This can lead to a lack of consistency in the level of security provided by different digital wallets. Additionally, some security measures may conflict with existing technical infrastructure, making implementation more difficult.
Human error is another challenge in overcoming security challenges in digital wallet implementation. For example, users may not adopt best practices for the secure use of digital wallets, such as using strong passwords or avoiding phishing scams.
Additionally, employees may not follow security protocols, leaving the system vulnerable to attacks. Addressing human error requires a combination of education, awareness, and accountability.
Adoption and User Acceptance
Adoption and user acceptance are also challenges in overcoming security challenges in digital wallets. Users may be hesitant to adopt digital wallets because of concerns about security or a lack of familiarity with the technology.
Additionally, digital wallets may not be widely accepted by merchants and financial institutions, which can limit their utility for users.
To overcome these challenges, digital wallet providers must educate users about the security measures they have implemented and work with merchants and financial institutions to increase acceptance.
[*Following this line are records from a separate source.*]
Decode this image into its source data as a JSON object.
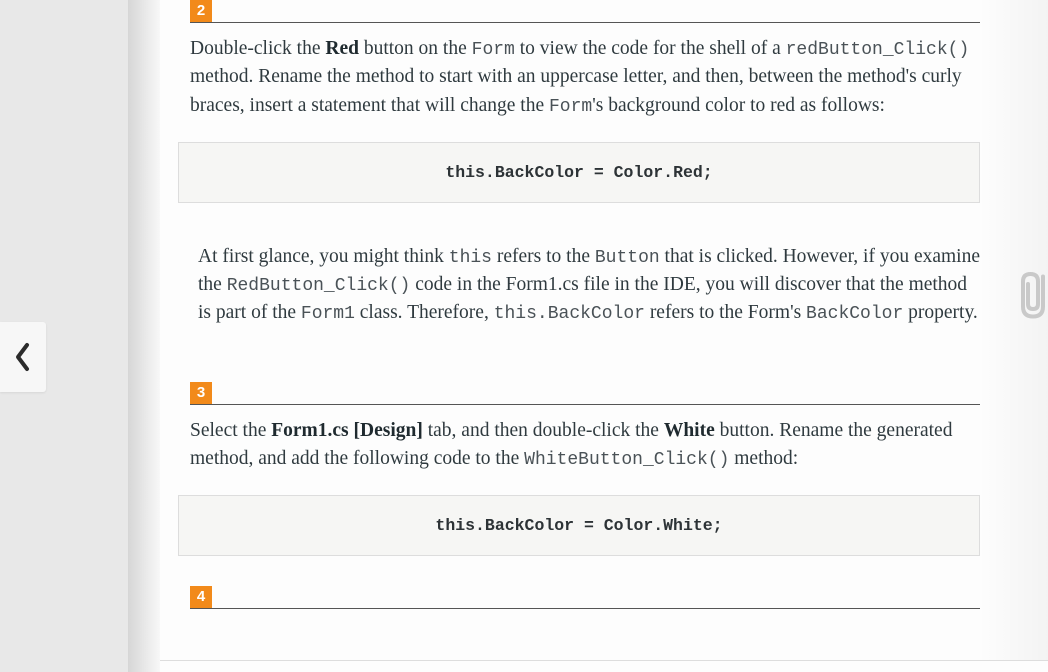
{
  "nav": {
    "prev_icon": "chevron-left"
  },
  "attach_icon": "paperclip",
  "steps": {
    "s2": {
      "num": "2",
      "p": {
        "t1": "Double-click the ",
        "b1": "Red",
        "t2": " button on the ",
        "c1": "Form",
        "t3": " to view the code for the shell of a ",
        "c2": "redButton_Click()",
        "t4": " method. Rename the method to start with an uppercase letter, and then, between the method's curly braces, insert a statement that will change the ",
        "c3": "Form",
        "t5": "'s background color to red as follows:"
      },
      "code": "this.BackColor = Color.Red;"
    },
    "note": {
      "t1": "At first glance, you might think ",
      "c1": "this",
      "t2": " refers to the ",
      "c2": "Button",
      "t3": " that is clicked. However, if you examine the ",
      "c3": "RedButton_Click()",
      "t4": " code in the Form1.cs file in the IDE, you will discover that the method is part of the ",
      "c4": "Form1",
      "t5": " class. Therefore, ",
      "c5": "this.BackColor",
      "t6": " refers to the Form's ",
      "c6": "BackColor",
      "t7": " property."
    },
    "s3": {
      "num": "3",
      "p": {
        "t1": "Select the ",
        "b1": "Form1.cs [Design]",
        "t2": " tab, and then double-click the ",
        "b2": "White",
        "t3": " button. Rename the generated method, and add the following code to the ",
        "c1": "WhiteButton_Click()",
        "t4": " method:"
      },
      "code": "this.BackColor = Color.White;"
    },
    "s4": {
      "num": "4"
    }
  }
}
Regulation and Compliance
Regulation and compliance are challenges in overcoming security challenges in digital wallets. Digital wallets must comply with regulations and standards set by governments and financial institutions, which can be complex and constantly changing. Additionally, digital wallets must adhere to data protection and privacy laws, which can also be complex and vary by jurisdiction.
To overcome these challenges, digital wallet providers must stay informed about the latest regulations and standards, and work closely with regulatory and compliance experts to ensure that their systems meet all requirements.
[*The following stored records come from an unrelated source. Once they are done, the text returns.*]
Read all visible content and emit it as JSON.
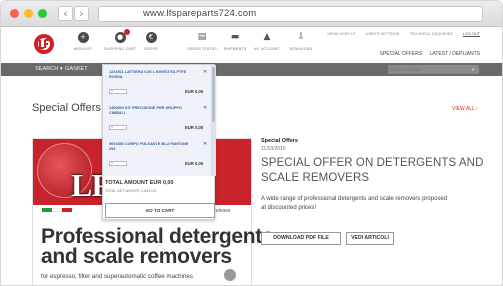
{
  "browser": {
    "url": "www.lfspareparts724.com",
    "back_icon": "chevron-left",
    "forward_icon": "chevron-right"
  },
  "header": {
    "icons": [
      {
        "name": "wishlist",
        "label": "WISHLIST",
        "glyph": "+"
      },
      {
        "name": "shopping-cart",
        "label": "SHOPPING CART",
        "glyph": "●"
      },
      {
        "name": "order",
        "label": "ORDER",
        "glyph": "€"
      },
      {
        "name": "order-status",
        "label": "ORDER STATUS",
        "glyph": "▤"
      },
      {
        "name": "shipments",
        "label": "SHIPMENTS",
        "glyph": "▬"
      },
      {
        "name": "my-account",
        "label": "MY ACCOUNT",
        "glyph": "▲"
      },
      {
        "name": "download",
        "label": "DOWNLOAD",
        "glyph": "⇩"
      }
    ],
    "top_links": [
      "MENU USER LF",
      "USER'S SETTINGS",
      "TECHNICAL ENQUIRIES",
      "LOG OUT"
    ],
    "sub_links": [
      "SPECIAL OFFERS",
      "LATEST / DEPLIANTS"
    ]
  },
  "nav": {
    "items": [
      "SEARCH",
      "GASKET"
    ],
    "search_placeholder": "Ricerca rapida"
  },
  "main": {
    "heading": "Special Offers",
    "view_all": "VIEW ALL ›"
  },
  "cart": {
    "items": [
      {
        "name": "1224921 LATTIERA 0,30 L INVESTITA PTFE ROSSA",
        "price": "EUR 0,00",
        "qty": "1"
      },
      {
        "name": "1460000 KIT PRECISIONE PER GRUPPO CIMBALI",
        "price": "EUR 0,00",
        "qty": "1"
      },
      {
        "name": "5003350 CORPO PULSANTE BLU PANTONE 293",
        "price": "EUR 0,00",
        "qty": "1"
      }
    ],
    "total": "TOTAL AMOUNT EUR 0,00",
    "weight": "TOTAL NET WEIGHT: 0,654 KG",
    "goto_label": "GO TO CART"
  },
  "banner": {
    "brand": "LF",
    "release_word": "release",
    "headline_1": "Professional detergents",
    "headline_2": "and scale removers",
    "subline": "for espresso, filter and superautomatic coffee machines",
    "flag_colors": [
      "#1a9d3a",
      "#ffffff",
      "#d11f26"
    ]
  },
  "offer": {
    "label": "Special Offers",
    "date": "11/03/2015",
    "title_1": "SPECIAL OFFER ON DETERGENTS AND",
    "title_2": "SCALE REMOVERS",
    "desc_1": "A wide range of professional detergents and scale removers proposed",
    "desc_2": "at discounted prices!",
    "btn_pdf": "DOWNLOAD PDF FILE",
    "btn_vedi": "VEDI ARTICOLI"
  },
  "colors": {
    "brand_red": "#d11f26",
    "nav_gray": "#6a6a6a",
    "cart_link_blue": "#3b5aa3"
  }
}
In conclusion, digital wallets have revolutionized the way we manage our finances by providing convenient and secure access to our funds. However, the implementation of secure digital wallets presents a range of security challenges, including technical limitations, human error, adoption and user acceptance, and regulation and compliance.
For overcoming these challenges, digital wallet providers must implement a comprehensive approach that addresses both technical and non-technical factors. This can include investment in advanced security measures, education and awareness programs, partnerships with merchants and financial institutions, and close collaboration with regulatory and compliance experts.
By successfully overcoming these security challenges, digital wallet providers can build systems that users can trust, enabling them to continue to shape the future of finance.